Since then, we have asked our kind, generous community to help out by just bringing in blankets. They can be gently used from your own home or new. We will distribute blankets at the Homeless Memorial Service, a special time to remember the homeless who have passed away in 2017. The service will be held at Corpus Christi, on 12/21/17.
However, if you don’t have blankets…we are also asking for other needed items such as these:
- New or Gently Used Blankets
- Twin Size Sheets
- Interlocking Foam Floor Mats for Kids
- Peanut Butter Granola Bars
- Non-Dairy Creamer
249 S 16th St. Boise, ID
MON – FRI
NOV. 27 – DEC. 15
9AM – 5PM
Thank you in advance for your kindness and generosity!
If you haven’t seen it by now, you owe it to yourself to take a few minutes and watch Close to Home, the latest in the It Can Wait campaign from AT&T.
Go ahead, we’ll wait.
As good as this piece is, for those of us in the ad world, the story behind it is even better.
Recently, Ad Age published The Story Behind AT&T’s Disturbing Phone-Safety Ad, Ann-Christine Diaz goes inside baseball on the film, how it was made, and the thinking behind it.
A few notable nuggets from the article:

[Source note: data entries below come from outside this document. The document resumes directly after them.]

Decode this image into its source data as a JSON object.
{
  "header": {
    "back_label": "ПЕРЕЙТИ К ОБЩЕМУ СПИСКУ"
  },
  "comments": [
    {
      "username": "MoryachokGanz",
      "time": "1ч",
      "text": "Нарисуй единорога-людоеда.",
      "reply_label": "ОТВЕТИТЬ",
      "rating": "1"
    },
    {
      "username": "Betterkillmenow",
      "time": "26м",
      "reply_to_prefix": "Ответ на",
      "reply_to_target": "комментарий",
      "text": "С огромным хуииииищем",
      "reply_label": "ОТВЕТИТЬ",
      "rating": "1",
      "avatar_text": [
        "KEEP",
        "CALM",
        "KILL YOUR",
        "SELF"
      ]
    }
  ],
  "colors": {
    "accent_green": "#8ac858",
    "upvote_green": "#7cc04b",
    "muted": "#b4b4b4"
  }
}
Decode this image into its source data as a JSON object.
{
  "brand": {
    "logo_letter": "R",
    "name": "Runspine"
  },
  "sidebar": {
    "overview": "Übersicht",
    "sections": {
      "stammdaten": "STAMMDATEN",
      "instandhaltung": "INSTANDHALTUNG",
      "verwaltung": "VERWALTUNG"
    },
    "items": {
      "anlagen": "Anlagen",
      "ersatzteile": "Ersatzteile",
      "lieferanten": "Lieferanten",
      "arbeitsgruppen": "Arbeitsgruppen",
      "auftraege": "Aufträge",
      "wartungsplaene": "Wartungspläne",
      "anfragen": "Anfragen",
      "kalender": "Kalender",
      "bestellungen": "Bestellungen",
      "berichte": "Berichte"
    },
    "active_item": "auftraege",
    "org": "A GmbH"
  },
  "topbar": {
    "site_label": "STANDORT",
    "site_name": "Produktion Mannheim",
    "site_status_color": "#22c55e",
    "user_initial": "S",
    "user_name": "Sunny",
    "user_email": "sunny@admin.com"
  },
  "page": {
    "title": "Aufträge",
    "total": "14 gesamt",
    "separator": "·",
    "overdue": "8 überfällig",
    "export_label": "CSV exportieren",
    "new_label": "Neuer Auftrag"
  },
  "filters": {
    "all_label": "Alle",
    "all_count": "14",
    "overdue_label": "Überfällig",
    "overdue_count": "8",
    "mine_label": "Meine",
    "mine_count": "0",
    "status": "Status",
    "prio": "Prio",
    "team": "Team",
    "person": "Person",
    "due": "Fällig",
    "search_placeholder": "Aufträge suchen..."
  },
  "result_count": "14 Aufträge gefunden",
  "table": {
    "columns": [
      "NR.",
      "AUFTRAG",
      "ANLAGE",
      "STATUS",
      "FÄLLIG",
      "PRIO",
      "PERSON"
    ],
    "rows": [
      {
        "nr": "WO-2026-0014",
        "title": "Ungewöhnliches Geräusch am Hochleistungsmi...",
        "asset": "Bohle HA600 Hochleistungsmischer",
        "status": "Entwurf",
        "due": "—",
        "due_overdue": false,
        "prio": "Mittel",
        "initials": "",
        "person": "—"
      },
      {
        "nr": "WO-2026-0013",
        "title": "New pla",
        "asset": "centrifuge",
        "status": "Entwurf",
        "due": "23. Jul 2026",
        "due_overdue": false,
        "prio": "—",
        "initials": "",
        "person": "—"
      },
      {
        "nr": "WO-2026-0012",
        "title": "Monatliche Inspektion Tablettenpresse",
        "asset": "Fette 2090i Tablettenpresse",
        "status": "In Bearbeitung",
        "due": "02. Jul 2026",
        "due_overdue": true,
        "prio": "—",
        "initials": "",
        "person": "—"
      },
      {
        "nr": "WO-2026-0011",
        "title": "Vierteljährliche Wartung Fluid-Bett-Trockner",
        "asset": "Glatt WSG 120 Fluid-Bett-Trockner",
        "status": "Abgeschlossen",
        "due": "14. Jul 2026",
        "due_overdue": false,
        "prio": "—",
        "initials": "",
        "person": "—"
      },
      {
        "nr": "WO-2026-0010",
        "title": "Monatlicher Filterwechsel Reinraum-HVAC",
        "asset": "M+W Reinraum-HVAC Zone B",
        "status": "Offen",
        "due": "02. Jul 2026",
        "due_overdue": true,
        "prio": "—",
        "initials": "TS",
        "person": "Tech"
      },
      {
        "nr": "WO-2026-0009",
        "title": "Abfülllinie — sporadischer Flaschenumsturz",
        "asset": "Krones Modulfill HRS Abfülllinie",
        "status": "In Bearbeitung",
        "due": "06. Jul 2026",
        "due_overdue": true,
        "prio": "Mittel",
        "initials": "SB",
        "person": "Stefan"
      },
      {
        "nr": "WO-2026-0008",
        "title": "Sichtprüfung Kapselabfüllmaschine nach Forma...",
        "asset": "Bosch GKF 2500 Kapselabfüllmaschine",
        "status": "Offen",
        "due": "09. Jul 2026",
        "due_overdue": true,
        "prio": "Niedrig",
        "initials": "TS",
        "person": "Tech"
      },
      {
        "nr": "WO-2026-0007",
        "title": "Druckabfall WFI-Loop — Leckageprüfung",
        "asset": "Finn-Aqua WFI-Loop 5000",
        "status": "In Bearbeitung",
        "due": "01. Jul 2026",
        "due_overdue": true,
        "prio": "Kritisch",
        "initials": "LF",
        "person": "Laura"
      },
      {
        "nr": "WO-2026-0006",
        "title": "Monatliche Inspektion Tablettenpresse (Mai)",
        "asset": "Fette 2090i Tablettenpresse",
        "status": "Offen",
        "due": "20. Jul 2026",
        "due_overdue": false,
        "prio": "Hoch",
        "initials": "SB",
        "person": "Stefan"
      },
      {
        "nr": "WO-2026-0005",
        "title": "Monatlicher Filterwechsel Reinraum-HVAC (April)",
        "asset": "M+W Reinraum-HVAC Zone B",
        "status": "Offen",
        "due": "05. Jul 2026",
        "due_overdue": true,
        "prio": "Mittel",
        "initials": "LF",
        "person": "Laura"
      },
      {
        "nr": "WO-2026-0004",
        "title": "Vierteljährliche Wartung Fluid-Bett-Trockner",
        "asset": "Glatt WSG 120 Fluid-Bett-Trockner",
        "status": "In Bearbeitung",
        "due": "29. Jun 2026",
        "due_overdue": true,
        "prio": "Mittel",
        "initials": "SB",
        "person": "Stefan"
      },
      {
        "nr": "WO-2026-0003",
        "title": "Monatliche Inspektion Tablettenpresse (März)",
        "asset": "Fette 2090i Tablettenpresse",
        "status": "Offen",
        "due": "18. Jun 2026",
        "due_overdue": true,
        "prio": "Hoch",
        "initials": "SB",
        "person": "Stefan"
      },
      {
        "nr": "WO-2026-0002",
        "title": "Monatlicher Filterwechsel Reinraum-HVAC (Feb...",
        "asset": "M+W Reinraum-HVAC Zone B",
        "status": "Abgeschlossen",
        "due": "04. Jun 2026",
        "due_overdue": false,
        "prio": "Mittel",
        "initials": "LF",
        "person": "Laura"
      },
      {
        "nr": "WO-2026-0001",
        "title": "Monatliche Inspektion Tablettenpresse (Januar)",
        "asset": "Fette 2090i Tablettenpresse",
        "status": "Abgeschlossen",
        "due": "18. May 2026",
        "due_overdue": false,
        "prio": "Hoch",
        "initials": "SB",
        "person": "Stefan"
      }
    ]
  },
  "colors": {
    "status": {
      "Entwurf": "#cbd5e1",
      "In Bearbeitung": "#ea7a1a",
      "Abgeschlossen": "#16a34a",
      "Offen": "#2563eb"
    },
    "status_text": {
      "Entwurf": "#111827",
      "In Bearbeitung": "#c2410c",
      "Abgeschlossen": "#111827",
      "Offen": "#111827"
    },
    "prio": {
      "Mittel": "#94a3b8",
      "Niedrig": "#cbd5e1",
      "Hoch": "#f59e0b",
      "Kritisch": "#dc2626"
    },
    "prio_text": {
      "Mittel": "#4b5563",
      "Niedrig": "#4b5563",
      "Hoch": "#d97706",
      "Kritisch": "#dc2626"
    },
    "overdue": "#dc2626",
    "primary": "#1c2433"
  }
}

AT&T research found that while the general audience, namely, consumers in their 30s, had agreed with messages from the previous ads, they were “rationalizing, giving reasons why they could [use their phones and drive] safely, whether it’s because they’re an experienced driver, or doing it at a stop sign,” among other things, said Ms. Kuckelman. Moreover, it showed that not just texting or email, but social media and other phone activities were contributing to accidents.
“The agency brief started with, ‘think of this not as an advertising campaign but an opportunity to save lives,'” Mr. Planchon said. “They wanted the tone to be raw and emotional.”
Take a few minutes and read the entire article. It’s worth it.
In the end, however, this a fact that we’ve seen over and over — in the right hands, a well-crafted creative brief provides the framework, and the opportunity, to do some amazing work.
If you’re on the creative side, insist on them. If you’re on the account side, write them. Then rewrite them. Make them better. Your client — and your agency — with thank you for it.